I am not proud of the fact that when I began teaching I thought developing reading comprehension had much to do with following the publisher’s teacher manual. I also thought that in addition to doing everything that was included in the manual, I should have my students complete all of the ditto sheets. I soon learned that there was so much in the manual – plus all of the worksheets – that no teacher could possibly finish everything.
Back then the editors or authors of the worksheets and manuals all seemed to live in the northeast – and I trusted them. I was a rural teacher from Nebraska and assumed that anyone who lived in the northeast was much smarter than I was. I actually believed that whatever was published by a big company must be better for my students than anything I could ever design.
It took me several years to shed my inferiority complex concerning my ability to make decisions about how to develop reading comprehension. I still believe there are good ideas in commercial materials, but I now know that a professional classroom teacher must have an understanding of how to support students in their comprehension of text.

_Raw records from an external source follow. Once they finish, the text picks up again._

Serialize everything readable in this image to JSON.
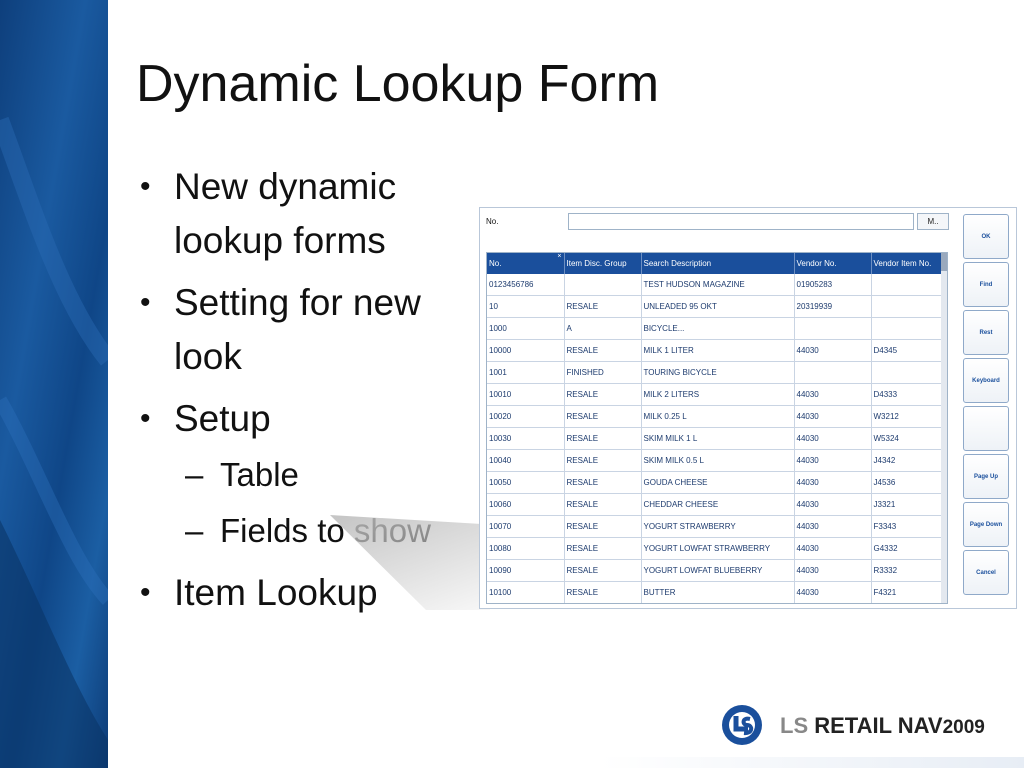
{
  "slide": {
    "title": "Dynamic Lookup Form",
    "bullets": [
      {
        "text": "New dynamic lookup forms"
      },
      {
        "text": "Setting for new look"
      },
      {
        "text": "Setup"
      },
      {
        "text": "Item Lookup"
      }
    ],
    "sub_bullets": [
      "Table",
      "Fields to show"
    ]
  },
  "lookup_form": {
    "field_label": "No.",
    "field_value": "",
    "field_button": "M..",
    "columns": [
      "No.",
      "Item Disc. Group",
      "Search Description",
      "Vendor No.",
      "Vendor Item No."
    ],
    "rows": [
      [
        "0123456786",
        "",
        "TEST HUDSON MAGAZINE",
        "01905283",
        ""
      ],
      [
        "10",
        "RESALE",
        "UNLEADED 95 OKT",
        "20319939",
        ""
      ],
      [
        "1000",
        "A",
        "BICYCLE...",
        "",
        ""
      ],
      [
        "10000",
        "RESALE",
        "MILK 1 LITER",
        "44030",
        "D4345"
      ],
      [
        "1001",
        "FINISHED",
        "TOURING BICYCLE",
        "",
        ""
      ],
      [
        "10010",
        "RESALE",
        "MILK 2 LITERS",
        "44030",
        "D4333"
      ],
      [
        "10020",
        "RESALE",
        "MILK 0.25 L",
        "44030",
        "W3212"
      ],
      [
        "10030",
        "RESALE",
        "SKIM MILK 1 L",
        "44030",
        "W5324"
      ],
      [
        "10040",
        "RESALE",
        "SKIM MILK 0.5 L",
        "44030",
        "J4342"
      ],
      [
        "10050",
        "RESALE",
        "GOUDA CHEESE",
        "44030",
        "J4536"
      ],
      [
        "10060",
        "RESALE",
        "CHEDDAR CHEESE",
        "44030",
        "J3321"
      ],
      [
        "10070",
        "RESALE",
        "YOGURT STRAWBERRY",
        "44030",
        "F3343"
      ],
      [
        "10080",
        "RESALE",
        "YOGURT LOWFAT STRAWBERRY",
        "44030",
        "G4332"
      ],
      [
        "10090",
        "RESALE",
        "YOGURT LOWFAT BLUEBERRY",
        "44030",
        "R3332"
      ],
      [
        "10100",
        "RESALE",
        "BUTTER",
        "44030",
        "F4321"
      ]
    ],
    "buttons": [
      "OK",
      "Find",
      "Rest",
      "Keyboard",
      "",
      "Page Up",
      "Page Down",
      "Cancel"
    ]
  },
  "branding": {
    "logo_ls": "LS",
    "logo_text": "RETAIL NAV",
    "logo_year": "2009"
  },
  "colors": {
    "header_blue": "#1a4f9c",
    "band_blue": "#1a5aa0"
  }
}
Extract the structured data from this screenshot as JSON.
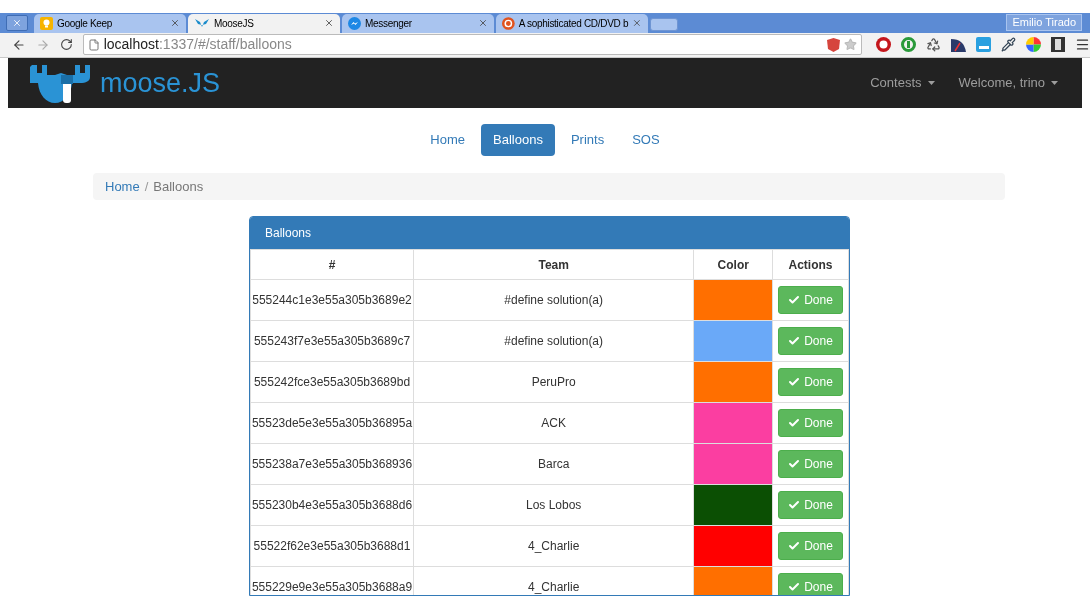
{
  "browser": {
    "tabs": [
      {
        "title": "Google Keep",
        "selected": false,
        "kind": "keep"
      },
      {
        "title": "MooseJS",
        "selected": true,
        "kind": "moose"
      },
      {
        "title": "Messenger",
        "selected": false,
        "kind": "messenger"
      },
      {
        "title": "A sophisticated CD/DVD b",
        "selected": false,
        "kind": "ubuntu"
      }
    ],
    "profile": "Emilio Tirado",
    "url_host": "localhost",
    "url_path": ":1337/#/staff/balloons"
  },
  "navbar": {
    "brand": "moose.JS",
    "menus": [
      "Contests",
      "Welcome, trino"
    ]
  },
  "nav_pills": [
    {
      "label": "Home",
      "selected": false
    },
    {
      "label": "Balloons",
      "selected": true
    },
    {
      "label": "Prints",
      "selected": false
    },
    {
      "label": "SOS",
      "selected": false
    }
  ],
  "breadcrumb_separator": "/",
  "breadcrumb": [
    {
      "label": "Home",
      "selected": false
    },
    {
      "label": "Balloons",
      "selected": true
    }
  ],
  "panel": {
    "title": "Balloons",
    "columns": [
      "#",
      "Team",
      "Color",
      "Actions"
    ],
    "rows": [
      {
        "id": "555244c1e3e55a305b3689e2",
        "team": "#define solution(a)",
        "color": "#ff6f00",
        "action": "Done"
      },
      {
        "id": "555243f7e3e55a305b3689c7",
        "team": "#define solution(a)",
        "color": "#6aa9f8",
        "action": "Done"
      },
      {
        "id": "555242fce3e55a305b3689bd",
        "team": "PeruPro",
        "color": "#ff6f00",
        "action": "Done"
      },
      {
        "id": "55523de5e3e55a305b36895a",
        "team": "ACK",
        "color": "#fb3ea1",
        "action": "Done"
      },
      {
        "id": "555238a7e3e55a305b368936",
        "team": "Barca",
        "color": "#fb3ea1",
        "action": "Done"
      },
      {
        "id": "555230b4e3e55a305b3688d6",
        "team": "Los Lobos",
        "color": "#0b4f03",
        "action": "Done"
      },
      {
        "id": "55522f62e3e55a305b3688d1",
        "team": "4_Charlie",
        "color": "#ff0000",
        "action": "Done"
      },
      {
        "id": "555229e9e3e55a305b3688a9",
        "team": "4_Charlie",
        "color": "#ff6f00",
        "action": "Done"
      }
    ]
  }
}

Since those early years of teaching I’ve learned much about the reading process. However, there are still times when I encounter difficulty helping every student make sense of what is being read. I do know that there are several dinosaurs that have become extinct in my teaching. Nocontentknowledgeasarus, Cannedquestionsodon, Nosocialinteractionopus and Paperpencilotops were all practices that were not helping my students comprehend the texts they were reading.
I couldn’t understand the reason why my students in Nebraska understood little of the text they read about oceans and faraway places. I thought I could show a picture of a ship and that would be enough for them to make sense of a story that took place on a ship. The situation was very different when we studied any topic that dealt with farming, such as raising animals or growing corn. When reading about these subjects, their eyes would light up, as they had complete understanding of such things. I learned then that content knowledge about a topic was absolutely necessary if my students were going to understand what they read.
When I began to choose texts that were in my students’ experience range, I had no more glassy eyes. I built content knowledge before studying topics that I realized they would encounter difficulty understanding. I read aloud books and showed videos to prepare them for those topics because I knew those subjects would cause difficulty. I even thought about the prior knowledge of students when I chose books for my classroom library. Whenever there was little reading comprehension, I contemplated my choice of text topic and realized that I should prepare students by building content knowledge.
The canned questions that were in my teacher’s manual were not necessarily bad questions, but they weren’t usually the right questions for my students. Asking questions is an important and necessary part of teaching because with good questions, we help students chunk or connect to what they already know. If we are reading a story that takes place in a skyscraper in New York City and I know the student hasn’t been out of the state, I then ask questions that help the student think about the tallest building he or she has ever seen. Therefore, whenever I ask a question, I’m also searching for a way to help the student access his or her prior knowledge to connect to the text that’s being read. The right question comes from me thinking about what the student knows.
In the early years of my teaching, I was oblivious to the need for students to learn from each other. I thought that it was always better for me to conduct individual conferences when I was struggling to develop comprehension. I learned that I should think aloud and ask my students to demonstrate their thinking for each other. Often what one student said influenced another student to understand the text.
I still believe in conferences but I think that having several students grapple over the same questions, talking out loud about what they are thinking, sharing how they arrived at a conclusion and then talking about why they can’t build meaning is better than having only one student and one teacher with no social interaction. I’m glad that I now know that social interaction between and among students and the teacher is a necessary aspect of learning to think and thus reading comprehension.
I often wondered what some of the paper and pencil and practice activities I used had to do with real reading; but again, I thought I wasn’t to question authorities. I wanted to laugh over some of the worksheets and so-called practice activities I used when I thought I was developing reading comprehension. I soon observed that paper and pencil activities did very little to improve reading comprehension, and usually caused my students to dislike reading. I even had comprehension games that were almost as ridiculous. If my students would have been playing games of logic and using vocabulary-building activities such as SCRABBLE®, they might have really learned something.
What do I think is superior to all the practice activities I did with my students early in my teaching? You know the answer: real reading and real writing. It took me awhile to figure out that when I finished guided reading or a mini-lesson, engaging in self-selected reading was the best practice. The valuable writing/literature connections provided a reason to record thoughts and feelings.
Even now, I still have lots of unanswered questions about the development of logic in students. I also think daily about how I, as a teacher, can support my students in constructing meaning from the texts they read. I’m glad that I view content knowledge and social interaction as essential and am dubious about the questions and paper and pencil activities others write. I’m especially glad that Nocontentknowledgeasarus, Cannedquestionsodon, Nosocialinteractionopus and Paperpencilotops no longer have a place in my teaching of reading comprehension.
Maryann Manning is on the faculty of the School of Education, the University of Alabama at Birmingham.
This article is reproduced in its entirety with permission from the author and Parent Company of Teaching Prek-8, Highlights for Children from Developing Comprehension